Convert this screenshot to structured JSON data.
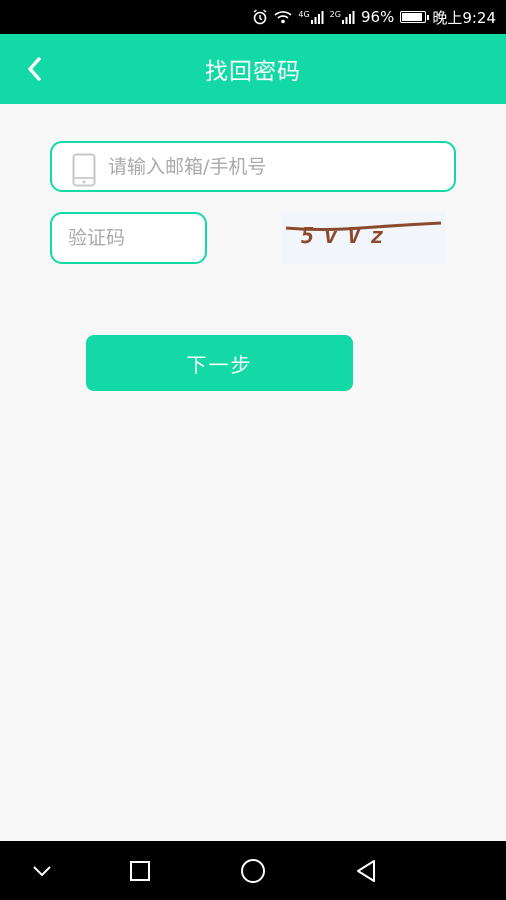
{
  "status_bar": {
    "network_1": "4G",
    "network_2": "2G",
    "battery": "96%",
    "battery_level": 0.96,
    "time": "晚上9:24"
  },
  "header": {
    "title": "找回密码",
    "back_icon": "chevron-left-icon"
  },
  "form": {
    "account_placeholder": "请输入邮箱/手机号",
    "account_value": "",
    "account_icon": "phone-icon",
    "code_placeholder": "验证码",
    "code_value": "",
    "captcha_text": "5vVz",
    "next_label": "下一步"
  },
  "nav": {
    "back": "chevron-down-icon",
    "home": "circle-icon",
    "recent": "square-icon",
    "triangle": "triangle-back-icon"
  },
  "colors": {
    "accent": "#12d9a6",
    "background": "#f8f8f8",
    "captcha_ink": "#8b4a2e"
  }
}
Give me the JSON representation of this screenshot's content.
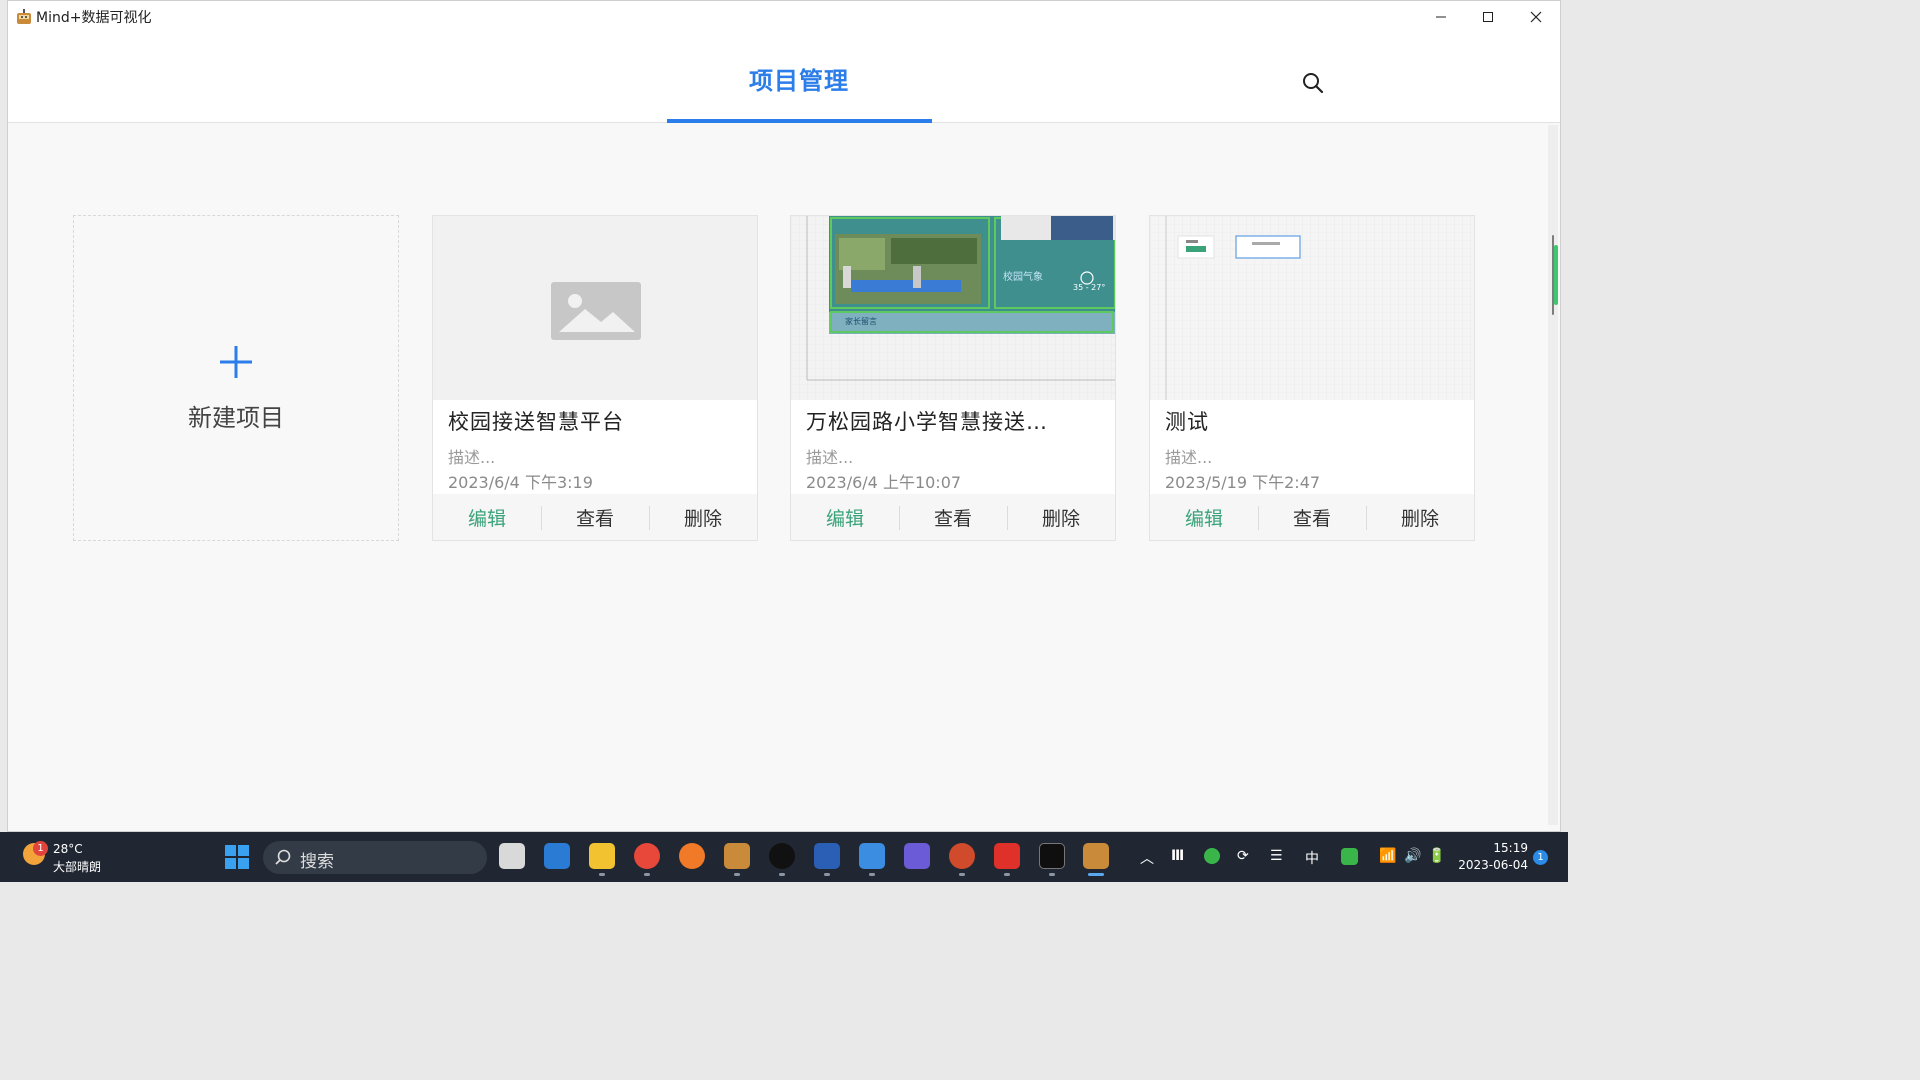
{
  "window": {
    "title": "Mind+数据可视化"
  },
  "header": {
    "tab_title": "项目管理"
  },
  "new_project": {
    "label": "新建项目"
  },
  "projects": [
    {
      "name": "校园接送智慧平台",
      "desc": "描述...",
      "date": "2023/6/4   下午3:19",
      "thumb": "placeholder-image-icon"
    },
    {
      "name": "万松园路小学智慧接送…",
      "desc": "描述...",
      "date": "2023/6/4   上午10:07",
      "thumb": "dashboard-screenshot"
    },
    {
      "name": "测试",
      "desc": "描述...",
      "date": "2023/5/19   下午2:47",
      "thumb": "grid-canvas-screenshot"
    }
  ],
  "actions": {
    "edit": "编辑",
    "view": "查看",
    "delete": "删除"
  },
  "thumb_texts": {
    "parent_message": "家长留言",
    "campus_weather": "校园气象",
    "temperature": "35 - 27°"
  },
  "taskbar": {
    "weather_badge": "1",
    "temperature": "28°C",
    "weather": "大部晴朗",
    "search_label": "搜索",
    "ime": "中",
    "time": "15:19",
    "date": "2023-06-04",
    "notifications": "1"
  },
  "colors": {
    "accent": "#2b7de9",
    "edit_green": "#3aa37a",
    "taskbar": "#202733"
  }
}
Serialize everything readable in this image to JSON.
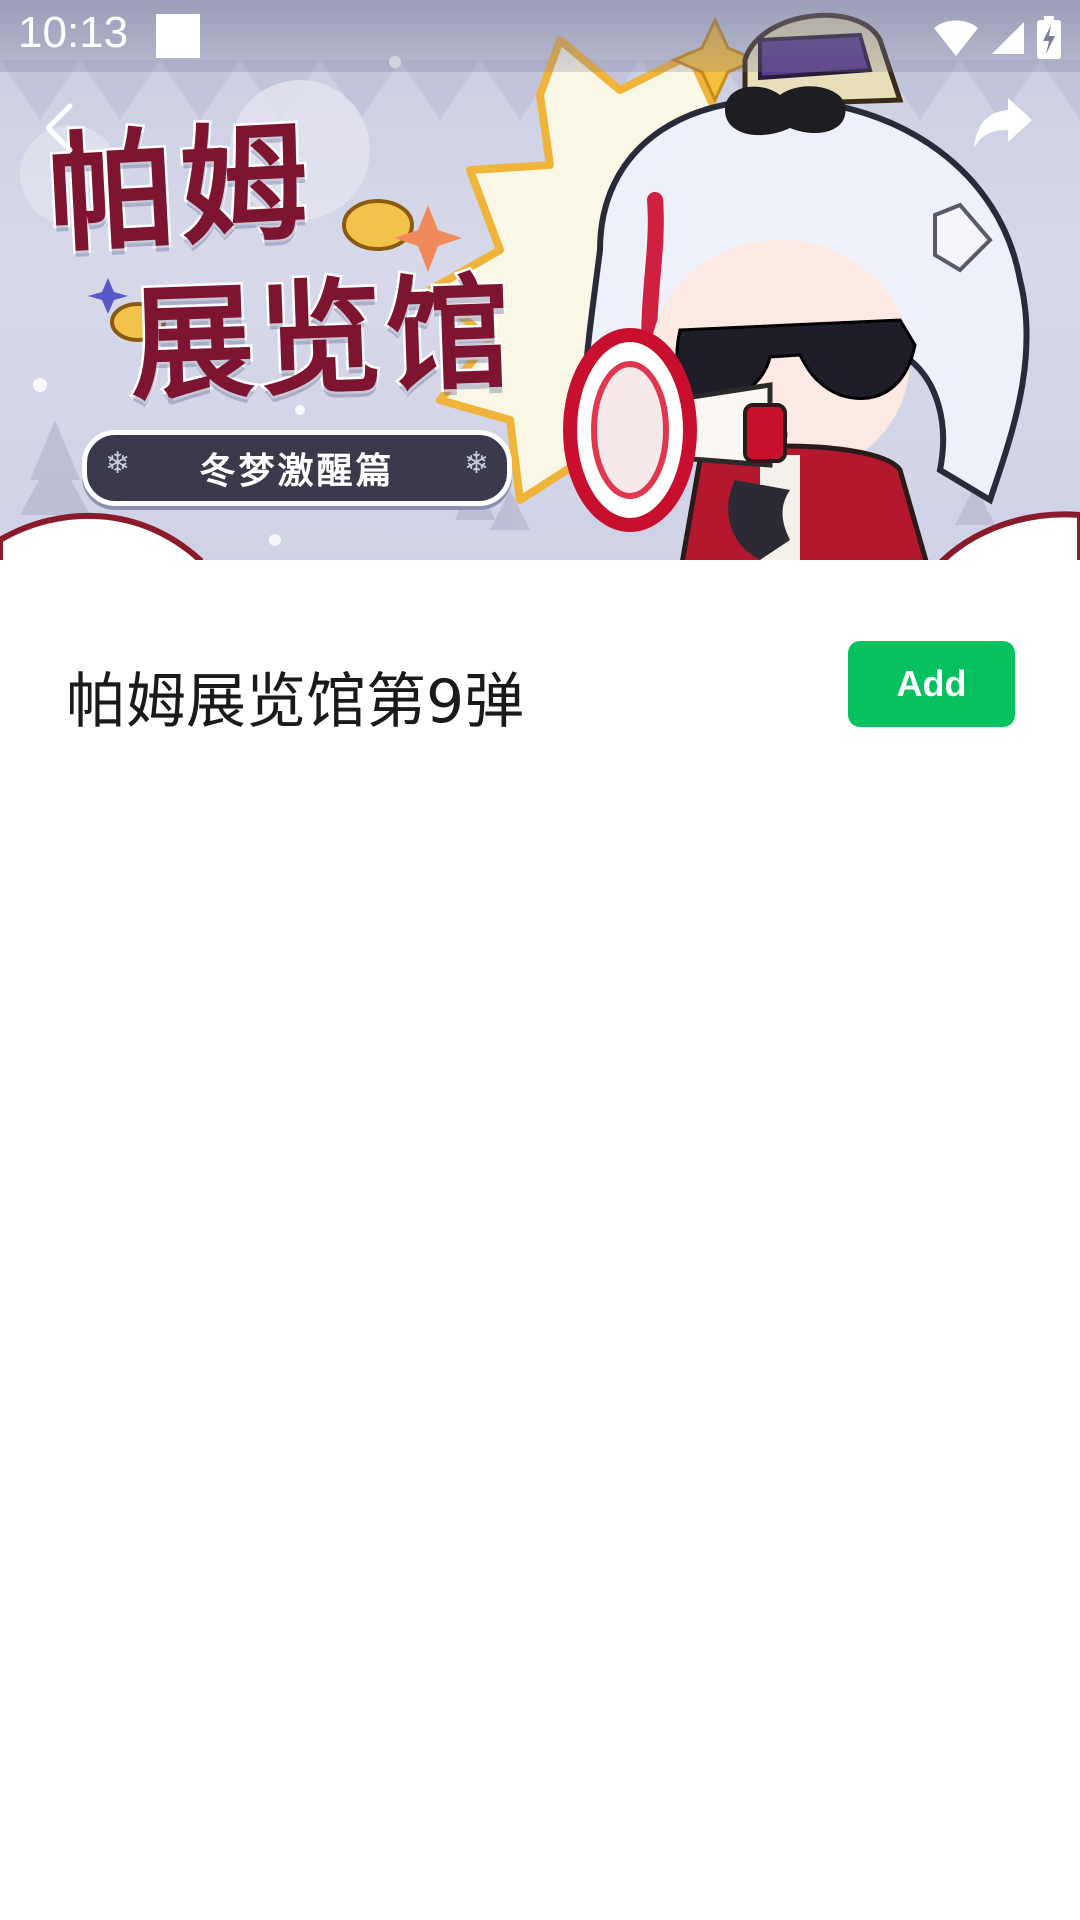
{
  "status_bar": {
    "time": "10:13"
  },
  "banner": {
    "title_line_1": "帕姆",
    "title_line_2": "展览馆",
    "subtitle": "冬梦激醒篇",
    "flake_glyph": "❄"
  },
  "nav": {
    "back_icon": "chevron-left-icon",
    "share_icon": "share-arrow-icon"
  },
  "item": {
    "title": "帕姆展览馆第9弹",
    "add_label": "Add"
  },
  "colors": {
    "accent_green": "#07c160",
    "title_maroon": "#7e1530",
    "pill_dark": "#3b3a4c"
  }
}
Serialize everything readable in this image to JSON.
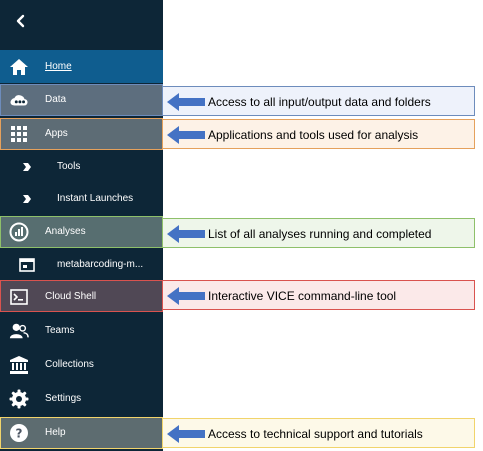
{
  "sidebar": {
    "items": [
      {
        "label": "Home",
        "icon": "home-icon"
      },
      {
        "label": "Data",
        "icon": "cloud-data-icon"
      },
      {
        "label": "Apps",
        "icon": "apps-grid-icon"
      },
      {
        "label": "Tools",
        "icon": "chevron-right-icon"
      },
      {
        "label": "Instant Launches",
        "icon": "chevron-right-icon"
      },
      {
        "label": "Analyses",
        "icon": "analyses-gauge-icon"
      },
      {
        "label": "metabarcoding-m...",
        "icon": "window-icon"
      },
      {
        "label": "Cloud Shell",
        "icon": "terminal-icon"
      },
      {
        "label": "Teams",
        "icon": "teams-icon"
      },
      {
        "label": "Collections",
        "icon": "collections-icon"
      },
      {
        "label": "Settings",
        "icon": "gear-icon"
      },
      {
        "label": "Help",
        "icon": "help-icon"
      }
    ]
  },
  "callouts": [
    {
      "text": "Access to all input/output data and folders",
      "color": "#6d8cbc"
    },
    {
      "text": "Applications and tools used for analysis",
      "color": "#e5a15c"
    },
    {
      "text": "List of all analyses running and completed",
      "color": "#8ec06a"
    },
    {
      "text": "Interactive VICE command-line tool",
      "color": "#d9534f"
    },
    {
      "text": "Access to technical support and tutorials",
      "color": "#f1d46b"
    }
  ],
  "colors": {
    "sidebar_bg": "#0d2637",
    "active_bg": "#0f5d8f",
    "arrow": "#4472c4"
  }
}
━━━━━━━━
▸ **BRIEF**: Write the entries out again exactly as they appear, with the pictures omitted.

▸ **ANSWER SPACE**:
Convert this screenshot to structured JSON data.
{
  "status_bar": {
    "network_1": "4G",
    "network_2": "2G",
    "battery": "96%",
    "battery_level": 0.96,
    "time": "晚上9:24"
  },
  "header": {
    "title": "找回密码",
    "back_icon": "chevron-left-icon"
  },
  "form": {
    "account_placeholder": "请输入邮箱/手机号",
    "account_value": "",
    "account_icon": "phone-icon",
    "code_placeholder": "验证码",
    "code_value": "",
    "captcha_text": "5vVz",
    "next_label": "下一步"
  },
  "nav": {
    "back": "chevron-down-icon",
    "home": "circle-icon",
    "recent": "square-icon",
    "triangle": "triangle-back-icon"
  },
  "colors": {
    "accent": "#12d9a6",
    "background": "#f8f8f8",
    "captcha_ink": "#8b4a2e"
  }
}
Give me the JSON representation of this screenshot's content.
{
  "window": {
    "title": "Mind+数据可视化"
  },
  "header": {
    "tab_title": "项目管理"
  },
  "new_project": {
    "label": "新建项目"
  },
  "projects": [
    {
      "name": "校园接送智慧平台",
      "desc": "描述...",
      "date": "2023/6/4   下午3:19",
      "thumb": "placeholder-image-icon"
    },
    {
      "name": "万松园路小学智慧接送…",
      "desc": "描述...",
      "date": "2023/6/4   上午10:07",
      "thumb": "dashboard-screenshot"
    },
    {
      "name": "测试",
      "desc": "描述...",
      "date": "2023/5/19   下午2:47",
      "thumb": "grid-canvas-screenshot"
    }
  ],
  "actions": {
    "edit": "编辑",
    "view": "查看",
    "delete": "删除"
  },
  "thumb_texts": {
    "parent_message": "家长留言",
    "campus_weather": "校园气象",
    "temperature": "35 - 27°"
  },
  "taskbar": {
    "weather_badge": "1",
    "temperature": "28°C",
    "weather": "大部晴朗",
    "search_label": "搜索",
    "ime": "中",
    "time": "15:19",
    "date": "2023-06-04",
    "notifications": "1"
  },
  "colors": {
    "accent": "#2b7de9",
    "edit_green": "#3aa37a",
    "taskbar": "#202733"
  }
}
Serialize everything readable in this image to JSON.
{
  "status_bar": {
    "time": "10:13"
  },
  "banner": {
    "title_line_1": "帕姆",
    "title_line_2": "展览馆",
    "subtitle": "冬梦激醒篇",
    "flake_glyph": "❄"
  },
  "nav": {
    "back_icon": "chevron-left-icon",
    "share_icon": "share-arrow-icon"
  },
  "item": {
    "title": "帕姆展览馆第9弹",
    "add_label": "Add"
  },
  "colors": {
    "accent_green": "#07c160",
    "title_maroon": "#7e1530",
    "pill_dark": "#3b3a4c"
  }
}
Serialize everything readable in this image to JSON.
{
  "sidebar": {
    "items": [
      {
        "label": "Home",
        "icon": "home-icon"
      },
      {
        "label": "Data",
        "icon": "cloud-data-icon"
      },
      {
        "label": "Apps",
        "icon": "apps-grid-icon"
      },
      {
        "label": "Tools",
        "icon": "chevron-right-icon"
      },
      {
        "label": "Instant Launches",
        "icon": "chevron-right-icon"
      },
      {
        "label": "Analyses",
        "icon": "analyses-gauge-icon"
      },
      {
        "label": "metabarcoding-m...",
        "icon": "window-icon"
      },
      {
        "label": "Cloud Shell",
        "icon": "terminal-icon"
      },
      {
        "label": "Teams",
        "icon": "teams-icon"
      },
      {
        "label": "Collections",
        "icon": "collections-icon"
      },
      {
        "label": "Settings",
        "icon": "gear-icon"
      },
      {
        "label": "Help",
        "icon": "help-icon"
      }
    ]
  },
  "callouts": [
    {
      "text": "Access to all input/output data and folders",
      "color": "#6d8cbc"
    },
    {
      "text": "Applications and tools used for analysis",
      "color": "#e5a15c"
    },
    {
      "text": "List of all analyses running and completed",
      "color": "#8ec06a"
    },
    {
      "text": "Interactive VICE command-line tool",
      "color": "#d9534f"
    },
    {
      "text": "Access to technical support and tutorials",
      "color": "#f1d46b"
    }
  ],
  "colors": {
    "sidebar_bg": "#0d2637",
    "active_bg": "#0f5d8f",
    "arrow": "#4472c4"
  }
}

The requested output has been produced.